Why does suramin show the weakest effects in cell culture? Researchers speculate that this is due to the high negativity of this molecule, which decreases its uptake by host cells. The CC50 (drug concentrations required to decrease cell viability by 50%) of suramin is over 1000 μM, indicating its high margin of safety.
The structure of the RdRp-suramin complex
Using cryo-EM, current researchers have found that the RdRp-suramin complex has a very similar structure to the apo RdRp complex. Nsp 12 has the same right palmetto configuration with a catalytic active site comprising seven motifs (AG) that are highly conserved among coronaviruses. Two molecules of suramin fit into the catalytic chamber, one consisting of the G motif and the B motif.

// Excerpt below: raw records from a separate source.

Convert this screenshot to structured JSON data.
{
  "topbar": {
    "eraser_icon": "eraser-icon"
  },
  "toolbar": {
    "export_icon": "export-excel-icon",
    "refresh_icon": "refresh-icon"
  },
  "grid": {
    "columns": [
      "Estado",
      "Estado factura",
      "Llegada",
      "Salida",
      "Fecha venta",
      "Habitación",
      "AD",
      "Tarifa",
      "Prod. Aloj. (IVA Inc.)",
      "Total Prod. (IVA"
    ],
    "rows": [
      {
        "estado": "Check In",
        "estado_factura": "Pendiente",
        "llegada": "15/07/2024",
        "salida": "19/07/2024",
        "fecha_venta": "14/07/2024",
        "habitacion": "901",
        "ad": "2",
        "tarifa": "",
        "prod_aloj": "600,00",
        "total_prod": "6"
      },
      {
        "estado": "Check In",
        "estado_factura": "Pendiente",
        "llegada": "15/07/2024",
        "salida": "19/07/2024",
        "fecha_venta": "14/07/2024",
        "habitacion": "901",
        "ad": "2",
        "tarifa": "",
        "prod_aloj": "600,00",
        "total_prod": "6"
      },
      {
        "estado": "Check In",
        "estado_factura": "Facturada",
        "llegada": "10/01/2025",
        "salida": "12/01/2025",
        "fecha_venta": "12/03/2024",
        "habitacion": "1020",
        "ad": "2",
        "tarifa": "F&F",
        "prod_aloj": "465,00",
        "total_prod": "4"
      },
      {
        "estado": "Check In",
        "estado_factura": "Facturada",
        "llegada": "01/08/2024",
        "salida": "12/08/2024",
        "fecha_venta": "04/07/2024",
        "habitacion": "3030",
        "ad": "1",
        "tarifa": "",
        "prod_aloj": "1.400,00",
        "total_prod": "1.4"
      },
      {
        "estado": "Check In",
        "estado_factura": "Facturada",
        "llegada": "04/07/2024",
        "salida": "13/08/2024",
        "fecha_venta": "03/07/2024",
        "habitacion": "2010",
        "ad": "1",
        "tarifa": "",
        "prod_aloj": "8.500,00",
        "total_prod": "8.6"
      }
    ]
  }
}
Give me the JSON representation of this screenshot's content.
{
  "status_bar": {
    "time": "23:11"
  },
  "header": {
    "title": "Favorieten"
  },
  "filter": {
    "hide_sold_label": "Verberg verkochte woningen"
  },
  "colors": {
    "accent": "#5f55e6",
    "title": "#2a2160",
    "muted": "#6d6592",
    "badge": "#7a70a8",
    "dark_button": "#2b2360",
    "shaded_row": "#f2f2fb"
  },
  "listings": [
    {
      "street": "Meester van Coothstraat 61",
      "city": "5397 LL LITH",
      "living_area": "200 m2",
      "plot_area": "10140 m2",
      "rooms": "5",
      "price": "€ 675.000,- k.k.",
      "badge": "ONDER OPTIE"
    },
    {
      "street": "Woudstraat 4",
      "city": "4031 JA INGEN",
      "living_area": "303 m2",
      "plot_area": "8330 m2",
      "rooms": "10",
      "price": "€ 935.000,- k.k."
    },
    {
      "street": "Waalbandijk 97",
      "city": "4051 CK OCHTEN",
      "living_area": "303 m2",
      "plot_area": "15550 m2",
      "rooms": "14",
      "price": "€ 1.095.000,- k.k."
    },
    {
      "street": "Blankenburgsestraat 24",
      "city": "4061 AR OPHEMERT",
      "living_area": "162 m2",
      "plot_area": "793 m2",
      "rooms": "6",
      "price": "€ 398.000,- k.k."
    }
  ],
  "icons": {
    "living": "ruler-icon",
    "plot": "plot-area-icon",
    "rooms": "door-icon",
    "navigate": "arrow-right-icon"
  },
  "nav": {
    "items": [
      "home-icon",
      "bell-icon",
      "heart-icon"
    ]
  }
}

Chemically, suramin has a dual symmetry with a urea linker in the center. However, only half of is clearly defined on the EM map, lacking the urea linker. Interactions between RdRp and suramin include hydrogen bonds, charge interactions, and hydrophobic packing interactions.
A study of alignment with RdRp from several viruses suggests that residues contacting suramin are conserved, indicating the broad applicability of suramin to multiple viral infections.
Suramin Inhibits SARS-CoV-2 RdRp
Comparing the RdRp-suramin complex to the direct remdesivir complex of RdRp shows that the two suramin molecules occupy specific positions on the RNA strand and background hand strand, blocking the binding of the RNA template-bottom hand duplex strand to the active site of the enzyme. It simultaneously prevented the entry of nucleotide triphosphate into the catalytic site. This directly blocked the catalytic activity of RdRp.
This mechanism is related to the inhibition of SARS-CoV-2 RdRp, which is different from the suramin-mediated inhibition of norovirus RdRp, although the latter also involves the binding of two suramin molecules. Both suramin binding sites have half the suramin molecule, but compared to the previous enzyme, only one of the two sites has partial overlap. In the latter case, there is indirect inhibition of RdRp polymerization because one binding site overlaps with the proposed nucleotide entry channel.
When other suramin derivatives are used, they bind in different orientations and conformations and thus may also inhibit RdRp of SARS-CoV-2.
Suramin derivatives inhibit the RdRp of SARS-CoV-2
Suramin-based drugs have been tested for chemotherapy of cancers and parasitic infestations. In in vitro screening, all eight compounds tested were found to be effective inhibitors of RdRp, with a relative potency at least five times that of Suramin. With the effective micromolar concentrations, cytotoxicity was low, indicating their potential utility for the treatment of COVID-19. However, the previously observed discrepancy in biochemical potency in cell-based assays is still present, indicating that these compounds are not well taken up in living host cells. Thus, the use of glycol-based chitosan nanoparticles to deliver these drug particles into cells may improve their bioavailability in lung tissue and their potency as viral inhibitors.
The researchers report that suramin is a potent direct viral inhibitor of RdRp by direct inhibition, with structural analysis showing the mechanism of association and inhibition. This is the first non-nucleotide inhibitor of SARS-CoV-2 RdRp and indicates the possibility of developing suramin analogues and drug formulations as potent and effective inhibitors of viral replication.
Yin, W. et al. (2020). Structural Basis For Repurposing A 100-Years-Old Drug Suramin For Treating COVID-19. bioRxiv preprint. doi: https://doi.org/10.1101/2020.10.06.328336. https://www.biorxiv.org/content/10.1101/2020.10.06.328336v1